Collected data entries:
────
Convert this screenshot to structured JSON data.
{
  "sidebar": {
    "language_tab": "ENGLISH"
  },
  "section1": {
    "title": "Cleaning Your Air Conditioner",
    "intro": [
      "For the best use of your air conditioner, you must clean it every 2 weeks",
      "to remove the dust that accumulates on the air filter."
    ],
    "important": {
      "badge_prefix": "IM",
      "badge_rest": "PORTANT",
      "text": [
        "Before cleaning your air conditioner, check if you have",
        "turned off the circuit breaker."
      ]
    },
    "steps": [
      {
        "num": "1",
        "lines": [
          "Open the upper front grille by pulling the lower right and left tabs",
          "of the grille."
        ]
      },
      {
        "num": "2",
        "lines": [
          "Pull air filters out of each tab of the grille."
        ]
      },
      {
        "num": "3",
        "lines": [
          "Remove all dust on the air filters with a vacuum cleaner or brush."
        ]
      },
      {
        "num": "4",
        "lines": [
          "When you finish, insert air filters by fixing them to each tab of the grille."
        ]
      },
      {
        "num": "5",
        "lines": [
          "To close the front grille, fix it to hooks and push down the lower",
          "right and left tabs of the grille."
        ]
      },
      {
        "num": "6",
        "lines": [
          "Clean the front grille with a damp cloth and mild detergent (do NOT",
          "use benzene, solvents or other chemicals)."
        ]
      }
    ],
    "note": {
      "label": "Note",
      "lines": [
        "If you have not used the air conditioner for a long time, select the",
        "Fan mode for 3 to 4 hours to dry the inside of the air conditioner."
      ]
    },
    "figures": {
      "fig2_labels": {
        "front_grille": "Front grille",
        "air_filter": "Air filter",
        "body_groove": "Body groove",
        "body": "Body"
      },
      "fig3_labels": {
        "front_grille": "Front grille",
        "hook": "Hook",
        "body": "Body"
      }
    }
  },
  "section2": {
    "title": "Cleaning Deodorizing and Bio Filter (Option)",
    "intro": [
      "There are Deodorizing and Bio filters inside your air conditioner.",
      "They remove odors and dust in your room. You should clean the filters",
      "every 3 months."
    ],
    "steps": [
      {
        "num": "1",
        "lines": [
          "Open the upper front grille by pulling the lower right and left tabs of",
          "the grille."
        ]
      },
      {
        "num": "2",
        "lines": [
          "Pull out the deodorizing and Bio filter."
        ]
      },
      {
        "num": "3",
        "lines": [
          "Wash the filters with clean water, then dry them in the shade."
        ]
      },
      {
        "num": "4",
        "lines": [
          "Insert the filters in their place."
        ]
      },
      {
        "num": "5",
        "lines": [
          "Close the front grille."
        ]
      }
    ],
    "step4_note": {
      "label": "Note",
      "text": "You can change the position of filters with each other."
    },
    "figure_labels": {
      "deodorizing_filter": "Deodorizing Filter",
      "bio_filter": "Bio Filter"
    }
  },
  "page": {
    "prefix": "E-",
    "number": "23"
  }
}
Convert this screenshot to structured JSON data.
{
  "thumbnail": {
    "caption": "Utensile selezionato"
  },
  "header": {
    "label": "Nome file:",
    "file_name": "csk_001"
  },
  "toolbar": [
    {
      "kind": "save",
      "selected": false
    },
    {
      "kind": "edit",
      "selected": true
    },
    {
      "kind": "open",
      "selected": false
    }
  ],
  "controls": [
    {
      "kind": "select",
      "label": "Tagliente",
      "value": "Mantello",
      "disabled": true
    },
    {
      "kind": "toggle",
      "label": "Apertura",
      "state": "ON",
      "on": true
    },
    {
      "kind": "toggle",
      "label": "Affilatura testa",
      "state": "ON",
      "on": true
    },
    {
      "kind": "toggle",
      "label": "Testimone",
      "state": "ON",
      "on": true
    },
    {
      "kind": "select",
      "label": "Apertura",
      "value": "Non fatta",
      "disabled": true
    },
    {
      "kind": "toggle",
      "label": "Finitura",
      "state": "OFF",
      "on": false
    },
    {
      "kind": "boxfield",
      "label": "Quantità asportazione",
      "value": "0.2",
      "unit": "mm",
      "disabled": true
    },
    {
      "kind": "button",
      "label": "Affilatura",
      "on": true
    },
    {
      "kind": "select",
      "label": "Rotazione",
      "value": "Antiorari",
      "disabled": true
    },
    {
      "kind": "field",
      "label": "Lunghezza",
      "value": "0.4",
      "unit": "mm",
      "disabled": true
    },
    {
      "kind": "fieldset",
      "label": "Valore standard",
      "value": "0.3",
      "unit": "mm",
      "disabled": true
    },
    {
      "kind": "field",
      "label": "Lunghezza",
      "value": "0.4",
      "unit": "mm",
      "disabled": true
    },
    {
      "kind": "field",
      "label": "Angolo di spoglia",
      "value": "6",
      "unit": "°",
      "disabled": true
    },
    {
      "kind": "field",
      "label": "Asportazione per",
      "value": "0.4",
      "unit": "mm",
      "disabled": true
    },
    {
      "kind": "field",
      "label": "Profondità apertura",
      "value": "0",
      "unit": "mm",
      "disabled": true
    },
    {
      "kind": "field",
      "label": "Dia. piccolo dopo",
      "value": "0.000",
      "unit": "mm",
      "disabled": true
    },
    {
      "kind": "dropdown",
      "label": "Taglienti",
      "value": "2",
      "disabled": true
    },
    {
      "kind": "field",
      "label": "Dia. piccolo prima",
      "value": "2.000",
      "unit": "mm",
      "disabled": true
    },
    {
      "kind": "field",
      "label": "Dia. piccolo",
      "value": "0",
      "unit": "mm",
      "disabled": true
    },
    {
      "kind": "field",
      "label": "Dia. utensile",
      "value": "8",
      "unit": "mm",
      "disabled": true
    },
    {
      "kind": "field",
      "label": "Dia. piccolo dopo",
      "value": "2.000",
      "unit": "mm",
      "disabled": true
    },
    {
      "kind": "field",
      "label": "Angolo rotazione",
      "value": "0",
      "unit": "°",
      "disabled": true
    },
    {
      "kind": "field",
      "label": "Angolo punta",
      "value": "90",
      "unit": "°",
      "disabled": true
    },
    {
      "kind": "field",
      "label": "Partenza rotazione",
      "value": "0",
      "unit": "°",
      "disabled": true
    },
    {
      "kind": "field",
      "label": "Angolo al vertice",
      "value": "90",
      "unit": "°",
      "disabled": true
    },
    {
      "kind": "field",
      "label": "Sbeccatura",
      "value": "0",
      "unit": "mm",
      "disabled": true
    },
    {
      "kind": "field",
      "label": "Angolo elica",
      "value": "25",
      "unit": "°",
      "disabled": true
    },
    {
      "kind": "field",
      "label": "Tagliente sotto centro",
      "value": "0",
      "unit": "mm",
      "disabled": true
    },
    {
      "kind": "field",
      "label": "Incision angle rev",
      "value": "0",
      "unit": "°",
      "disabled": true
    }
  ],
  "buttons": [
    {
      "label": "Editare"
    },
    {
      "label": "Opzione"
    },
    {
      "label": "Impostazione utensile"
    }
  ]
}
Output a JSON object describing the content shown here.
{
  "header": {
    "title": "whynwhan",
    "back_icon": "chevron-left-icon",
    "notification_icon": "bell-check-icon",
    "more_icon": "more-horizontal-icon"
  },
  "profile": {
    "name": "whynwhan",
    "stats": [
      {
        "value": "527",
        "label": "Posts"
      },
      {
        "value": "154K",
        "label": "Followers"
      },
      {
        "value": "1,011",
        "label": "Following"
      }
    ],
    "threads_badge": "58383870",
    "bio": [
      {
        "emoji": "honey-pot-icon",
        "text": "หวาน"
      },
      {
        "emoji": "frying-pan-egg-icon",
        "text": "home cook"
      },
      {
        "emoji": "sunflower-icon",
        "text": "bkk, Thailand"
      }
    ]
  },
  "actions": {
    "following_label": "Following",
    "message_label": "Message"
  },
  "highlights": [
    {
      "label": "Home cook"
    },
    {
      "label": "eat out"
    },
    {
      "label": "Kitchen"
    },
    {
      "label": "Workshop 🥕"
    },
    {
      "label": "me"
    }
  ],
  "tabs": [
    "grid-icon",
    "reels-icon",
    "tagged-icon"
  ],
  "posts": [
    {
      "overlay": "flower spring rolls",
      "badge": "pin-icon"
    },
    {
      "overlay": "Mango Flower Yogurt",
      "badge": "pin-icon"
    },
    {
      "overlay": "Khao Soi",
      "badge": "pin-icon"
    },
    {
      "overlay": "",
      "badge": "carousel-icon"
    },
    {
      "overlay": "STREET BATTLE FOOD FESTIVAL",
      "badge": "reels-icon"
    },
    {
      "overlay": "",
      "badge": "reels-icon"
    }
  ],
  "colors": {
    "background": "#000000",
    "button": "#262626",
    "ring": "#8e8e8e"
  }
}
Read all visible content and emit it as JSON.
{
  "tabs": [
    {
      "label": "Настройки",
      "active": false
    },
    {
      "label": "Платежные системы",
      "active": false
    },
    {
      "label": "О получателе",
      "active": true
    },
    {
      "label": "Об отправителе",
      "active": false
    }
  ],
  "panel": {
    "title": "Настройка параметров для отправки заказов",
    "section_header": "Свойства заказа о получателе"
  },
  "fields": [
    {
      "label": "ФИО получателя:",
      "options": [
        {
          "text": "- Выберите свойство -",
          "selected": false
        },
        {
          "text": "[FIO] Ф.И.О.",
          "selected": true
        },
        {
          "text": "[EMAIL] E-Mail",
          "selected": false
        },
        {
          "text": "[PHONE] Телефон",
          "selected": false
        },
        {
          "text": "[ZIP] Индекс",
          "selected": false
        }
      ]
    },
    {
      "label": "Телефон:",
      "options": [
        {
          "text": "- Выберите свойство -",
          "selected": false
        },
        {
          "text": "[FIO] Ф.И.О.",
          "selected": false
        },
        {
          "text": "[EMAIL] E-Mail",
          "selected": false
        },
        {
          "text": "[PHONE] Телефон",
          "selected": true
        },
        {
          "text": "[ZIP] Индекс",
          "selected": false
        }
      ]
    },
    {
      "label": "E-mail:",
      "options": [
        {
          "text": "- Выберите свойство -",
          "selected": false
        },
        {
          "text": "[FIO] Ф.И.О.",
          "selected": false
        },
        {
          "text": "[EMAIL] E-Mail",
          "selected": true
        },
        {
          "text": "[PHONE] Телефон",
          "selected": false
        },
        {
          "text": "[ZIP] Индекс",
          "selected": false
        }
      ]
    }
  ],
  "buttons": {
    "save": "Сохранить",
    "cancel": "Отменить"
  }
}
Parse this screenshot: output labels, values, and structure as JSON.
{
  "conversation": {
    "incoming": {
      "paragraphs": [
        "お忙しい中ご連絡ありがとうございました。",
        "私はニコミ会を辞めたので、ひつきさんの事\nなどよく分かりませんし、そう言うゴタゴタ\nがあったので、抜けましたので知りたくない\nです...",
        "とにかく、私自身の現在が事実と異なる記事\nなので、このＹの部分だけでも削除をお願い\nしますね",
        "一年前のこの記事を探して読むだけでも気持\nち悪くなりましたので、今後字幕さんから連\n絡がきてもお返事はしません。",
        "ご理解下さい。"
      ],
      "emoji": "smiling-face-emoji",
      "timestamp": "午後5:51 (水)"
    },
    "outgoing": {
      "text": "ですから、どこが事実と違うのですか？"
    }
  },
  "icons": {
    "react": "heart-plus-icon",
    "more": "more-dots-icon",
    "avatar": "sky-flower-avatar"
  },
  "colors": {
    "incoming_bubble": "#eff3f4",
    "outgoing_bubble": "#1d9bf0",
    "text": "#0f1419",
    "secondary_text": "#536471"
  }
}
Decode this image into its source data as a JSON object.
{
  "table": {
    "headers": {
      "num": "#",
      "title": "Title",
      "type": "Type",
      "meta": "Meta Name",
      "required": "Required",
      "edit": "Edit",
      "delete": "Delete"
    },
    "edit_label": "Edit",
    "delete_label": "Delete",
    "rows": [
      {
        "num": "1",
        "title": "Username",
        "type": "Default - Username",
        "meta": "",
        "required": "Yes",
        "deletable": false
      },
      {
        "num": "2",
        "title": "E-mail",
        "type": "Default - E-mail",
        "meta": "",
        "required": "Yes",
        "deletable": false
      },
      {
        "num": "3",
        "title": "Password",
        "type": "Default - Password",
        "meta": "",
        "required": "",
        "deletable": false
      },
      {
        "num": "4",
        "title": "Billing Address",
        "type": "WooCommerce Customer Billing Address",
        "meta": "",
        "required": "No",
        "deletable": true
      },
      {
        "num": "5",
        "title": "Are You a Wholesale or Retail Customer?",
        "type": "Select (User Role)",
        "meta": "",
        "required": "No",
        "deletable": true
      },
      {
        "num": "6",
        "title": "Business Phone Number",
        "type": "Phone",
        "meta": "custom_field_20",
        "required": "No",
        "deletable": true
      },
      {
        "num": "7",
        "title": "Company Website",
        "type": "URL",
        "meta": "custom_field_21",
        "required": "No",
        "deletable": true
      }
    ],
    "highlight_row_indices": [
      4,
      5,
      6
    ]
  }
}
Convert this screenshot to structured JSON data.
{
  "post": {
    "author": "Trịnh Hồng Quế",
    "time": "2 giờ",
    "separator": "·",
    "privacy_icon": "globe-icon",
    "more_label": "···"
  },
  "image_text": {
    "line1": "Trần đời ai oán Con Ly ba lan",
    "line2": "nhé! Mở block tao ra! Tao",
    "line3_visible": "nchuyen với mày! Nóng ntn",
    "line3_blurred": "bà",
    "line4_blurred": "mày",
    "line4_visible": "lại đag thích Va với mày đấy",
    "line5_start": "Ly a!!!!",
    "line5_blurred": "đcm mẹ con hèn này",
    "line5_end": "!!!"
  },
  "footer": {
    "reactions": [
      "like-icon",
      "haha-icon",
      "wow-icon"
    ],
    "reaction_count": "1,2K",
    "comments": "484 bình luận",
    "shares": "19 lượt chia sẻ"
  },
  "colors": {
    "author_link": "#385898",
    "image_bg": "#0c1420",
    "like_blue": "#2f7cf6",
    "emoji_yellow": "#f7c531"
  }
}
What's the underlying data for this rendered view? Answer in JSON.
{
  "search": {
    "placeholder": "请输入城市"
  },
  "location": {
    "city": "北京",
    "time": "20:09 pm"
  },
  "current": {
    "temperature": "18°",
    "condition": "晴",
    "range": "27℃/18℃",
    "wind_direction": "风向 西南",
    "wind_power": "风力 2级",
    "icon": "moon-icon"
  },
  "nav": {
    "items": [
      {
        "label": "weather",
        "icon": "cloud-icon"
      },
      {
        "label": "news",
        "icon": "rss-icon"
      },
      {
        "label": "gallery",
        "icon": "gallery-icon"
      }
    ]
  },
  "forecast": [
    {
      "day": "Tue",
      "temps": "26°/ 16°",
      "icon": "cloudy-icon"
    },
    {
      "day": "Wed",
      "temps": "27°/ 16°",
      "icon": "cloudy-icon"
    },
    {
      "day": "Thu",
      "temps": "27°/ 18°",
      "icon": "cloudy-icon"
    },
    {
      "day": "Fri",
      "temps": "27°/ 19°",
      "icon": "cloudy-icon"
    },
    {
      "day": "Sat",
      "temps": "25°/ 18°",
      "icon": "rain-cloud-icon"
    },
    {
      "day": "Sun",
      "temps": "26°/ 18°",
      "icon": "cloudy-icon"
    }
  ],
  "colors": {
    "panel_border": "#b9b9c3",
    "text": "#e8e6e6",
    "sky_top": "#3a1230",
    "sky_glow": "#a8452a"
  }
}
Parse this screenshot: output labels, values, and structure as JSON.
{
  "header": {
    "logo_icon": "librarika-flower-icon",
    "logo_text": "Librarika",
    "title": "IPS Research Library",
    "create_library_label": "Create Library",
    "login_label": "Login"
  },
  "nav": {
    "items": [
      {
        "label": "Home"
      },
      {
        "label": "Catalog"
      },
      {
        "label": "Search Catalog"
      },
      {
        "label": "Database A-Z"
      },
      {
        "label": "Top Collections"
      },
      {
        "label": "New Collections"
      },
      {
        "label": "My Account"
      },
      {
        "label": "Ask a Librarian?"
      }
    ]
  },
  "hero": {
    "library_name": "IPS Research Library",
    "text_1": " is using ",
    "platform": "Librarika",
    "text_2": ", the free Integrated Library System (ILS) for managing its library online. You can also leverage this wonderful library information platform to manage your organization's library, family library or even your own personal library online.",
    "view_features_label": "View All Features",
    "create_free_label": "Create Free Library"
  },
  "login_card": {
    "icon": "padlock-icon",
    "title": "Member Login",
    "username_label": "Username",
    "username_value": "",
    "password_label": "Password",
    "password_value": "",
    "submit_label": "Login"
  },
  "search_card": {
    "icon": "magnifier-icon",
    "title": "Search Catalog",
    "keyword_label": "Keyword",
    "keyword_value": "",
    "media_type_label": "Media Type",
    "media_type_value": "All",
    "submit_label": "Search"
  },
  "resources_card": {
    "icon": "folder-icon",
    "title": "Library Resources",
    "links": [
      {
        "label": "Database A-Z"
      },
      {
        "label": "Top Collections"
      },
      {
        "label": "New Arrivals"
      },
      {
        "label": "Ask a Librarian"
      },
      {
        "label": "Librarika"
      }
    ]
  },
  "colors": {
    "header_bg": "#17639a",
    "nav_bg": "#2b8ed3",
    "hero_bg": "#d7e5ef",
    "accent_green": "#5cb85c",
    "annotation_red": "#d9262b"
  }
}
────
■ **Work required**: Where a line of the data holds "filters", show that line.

■ **Response to this exercise**:
          "Pull air filters out of each tab of the grille."
          "Remove all dust on the air filters with a vacuum cleaner or brush."
          "When you finish, insert air filters by fixing them to each tab of the grille."
      "There are Deodorizing and Bio filters inside your air conditioner.",
      "They remove odors and dust in your room. You should clean the filters",
          "Wash the filters with clean water, then dry them in the shade."
          "Insert the filters in their place."
      "text": "You can change the position of filters with each other."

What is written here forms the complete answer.